My newly-created Priest character descended towards the mystical island upon his majestic flying steed amidst a squadron of legendary heroes. They spoke of the adventures to come, but I wasn't paying attention; I was focused on the glaring texture seam in the sky behind them.
Here were these gorgeous characters flying atop magical beasts — easily some of the prettiest models I've encountered in a massively multiplayer online role-playing game — sharply contrasted against this shoddy sky. The experience set the tone for my beta experience in En Masse Entertainment's Tera: brilliant and new versus old and ugly.
Take the much-touted action combat system.
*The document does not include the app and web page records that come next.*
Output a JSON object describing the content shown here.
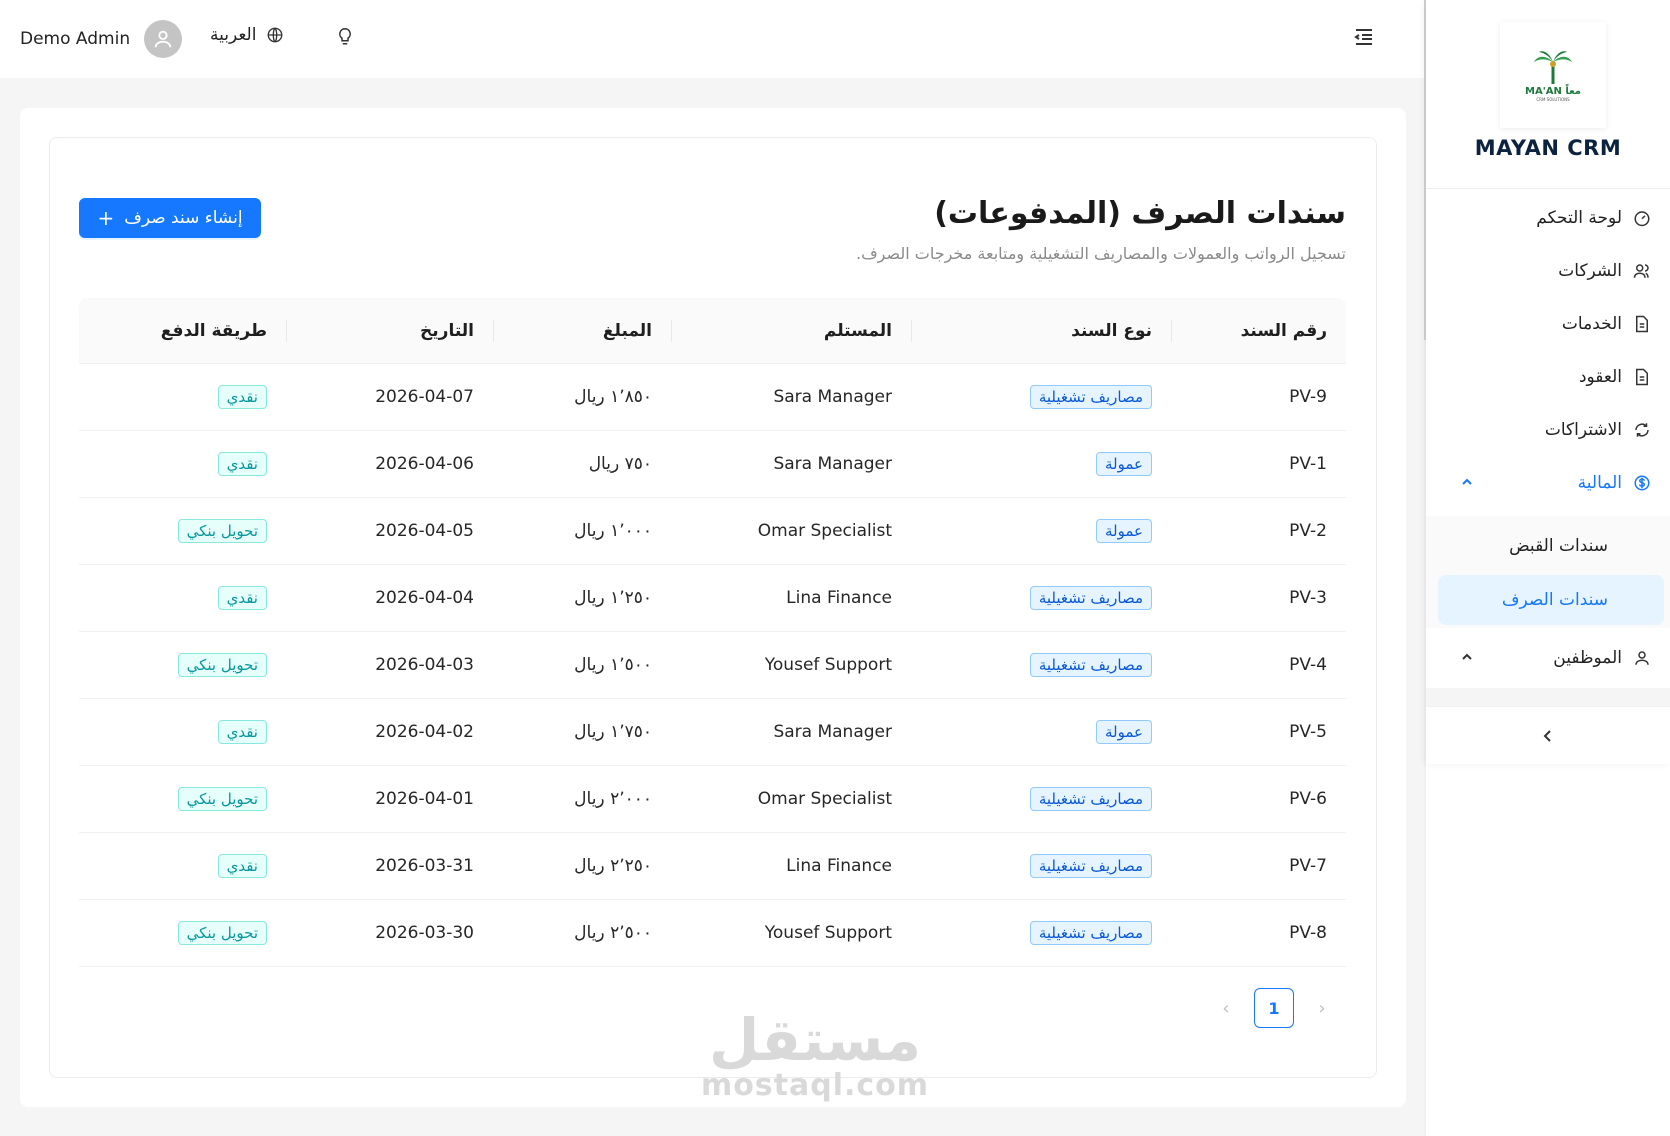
{
  "header": {
    "user_name": "Demo Admin",
    "language": "العربية"
  },
  "page": {
    "title": "سندات الصرف (المدفوعات)",
    "subtitle": "تسجيل الرواتب والعمولات والمصاريف التشغيلية ومتابعة مخرجات الصرف.",
    "create_button": "إنشاء سند صرف"
  },
  "table": {
    "columns": [
      "رقم السند",
      "نوع السند",
      "المستلم",
      "المبلغ",
      "التاريخ",
      "طريقة الدفع"
    ],
    "rows": [
      {
        "no": "PV-9",
        "type": "مصاريف تشغيلية",
        "recipient": "Sara Manager",
        "amount": "١٬٨٥٠ ريال",
        "date": "2026-04-07",
        "method": "نقدي"
      },
      {
        "no": "PV-1",
        "type": "عمولة",
        "recipient": "Sara Manager",
        "amount": "٧٥٠ ريال",
        "date": "2026-04-06",
        "method": "نقدي"
      },
      {
        "no": "PV-2",
        "type": "عمولة",
        "recipient": "Omar Specialist",
        "amount": "١٬٠٠٠ ريال",
        "date": "2026-04-05",
        "method": "تحويل بنكي"
      },
      {
        "no": "PV-3",
        "type": "مصاريف تشغيلية",
        "recipient": "Lina Finance",
        "amount": "١٬٢٥٠ ريال",
        "date": "2026-04-04",
        "method": "نقدي"
      },
      {
        "no": "PV-4",
        "type": "مصاريف تشغيلية",
        "recipient": "Yousef Support",
        "amount": "١٬٥٠٠ ريال",
        "date": "2026-04-03",
        "method": "تحويل بنكي"
      },
      {
        "no": "PV-5",
        "type": "عمولة",
        "recipient": "Sara Manager",
        "amount": "١٬٧٥٠ ريال",
        "date": "2026-04-02",
        "method": "نقدي"
      },
      {
        "no": "PV-6",
        "type": "مصاريف تشغيلية",
        "recipient": "Omar Specialist",
        "amount": "٢٬٠٠٠ ريال",
        "date": "2026-04-01",
        "method": "تحويل بنكي"
      },
      {
        "no": "PV-7",
        "type": "مصاريف تشغيلية",
        "recipient": "Lina Finance",
        "amount": "٢٬٢٥٠ ريال",
        "date": "2026-03-31",
        "method": "نقدي"
      },
      {
        "no": "PV-8",
        "type": "مصاريف تشغيلية",
        "recipient": "Yousef Support",
        "amount": "٢٬٥٠٠ ريال",
        "date": "2026-03-30",
        "method": "تحويل بنكي"
      }
    ]
  },
  "pagination": {
    "current": "1"
  },
  "watermark": {
    "arabic": "مستقل",
    "latin": "mostaql.com"
  },
  "sidebar": {
    "logo_text": "MA'AN معاً",
    "logo_sub": "CRM SOLUTIONS",
    "brand": "MAYAN CRM",
    "items": [
      {
        "label": "لوحة التحكم",
        "icon": "dashboard-icon"
      },
      {
        "label": "الشركات",
        "icon": "users-icon"
      },
      {
        "label": "الخدمات",
        "icon": "file-icon"
      },
      {
        "label": "العقود",
        "icon": "file-icon"
      },
      {
        "label": "الاشتراكات",
        "icon": "sync-icon"
      },
      {
        "label": "المالية",
        "icon": "dollar-icon"
      }
    ],
    "finance_sub": [
      "سندات القبض",
      "سندات الصرف"
    ],
    "employees": "الموظفين"
  },
  "colors": {
    "primary": "#1677ff",
    "tag_blue_bg": "#e6f4ff",
    "tag_cyan_bg": "#e6fffb",
    "brand_dark": "#0c2340",
    "logo_green": "#1e7a3c"
  }
}
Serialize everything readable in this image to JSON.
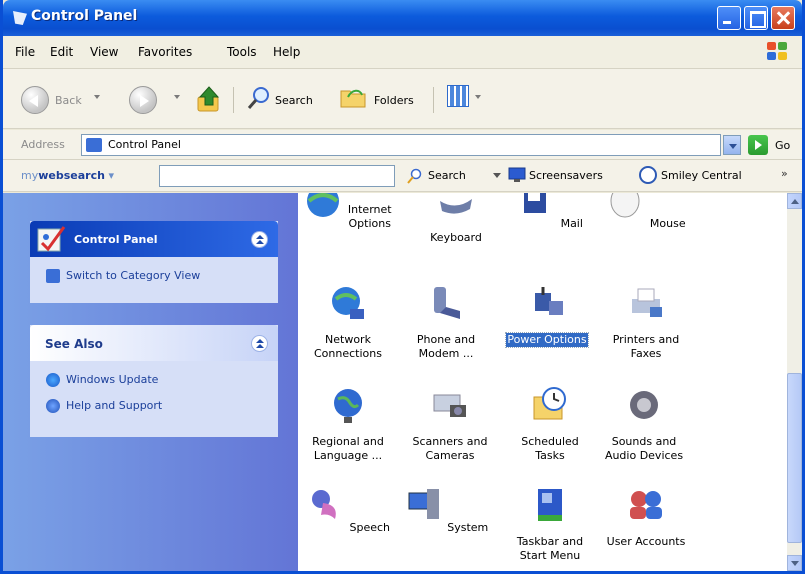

You may have seen the bombastic MMO-FO video series we've been running during the PC Gaming Lives block over the past few weeks. It truly lives up to the hype, delivering battles that rely more on the skill of the player than the pressing of buttons.
Combat comes early on in the Tera starting experience, each new player tasked with taking down lumbering tree creatures that roam the newbie island. These woodland enemies obviously telegraph their every attack, giving players ample opportunity to get out of the way. Melee characters can scoot to the side and continue hacking away, while casters and other ranged combatants have methods of moving out of range; my Priest was able to causing a fiery explosion, shooting himself backwards while damaging approaching enemies.
Some enemies move in massive groups, one larger creature controlling a horde of smaller ones. In other MMO games taking on a dozen enemies at a time is often suicide. In Tera it's an opportunities to show off your area-of-effect spells. I dabbled briefly with an Archer, who had an attack that locked onto numerous enemies, a mechanic often found in side-scrolling shooters, unleashing a flurry of arrows at the marked targets when the mouse button is released. This was fresh. This was new. I was impressed.
Unfortunately that action-packed combat is driven by the most standard quest system imaginable. The opening area leads you from mission to mission, tasking you to kill X number of enemies, gather Y number of special items, or simply running back and forth between non-player characters, delivering items or messages.
The game attempts to mix things up. One quest will have you entering a special instance to fight off hordes of creatures attacking an important NPC. At the end of the starter area (around level 12) you'll face off against one of the massive monsters you may have seen in Tera's more impressive screenshots.
But as soon as that is done you're delivered to a main city, guided to a quest hub, and the cycle begins again.
The feeling of innovation versus imitation followed me throughout my brief dalliance with Tera. Perhaps time will wash the feeling away. I wasn't able to experience what's in store for high level character. The game's intriguing political system in particular promises to add a compelling social aspect to Tera's end game. Perhaps one day I'll play enough to rise to power, bringing the land to heel under my banner.
Perhaps not. Epic adventures rarely begin with the hero dropping out of the poorly-textured sky.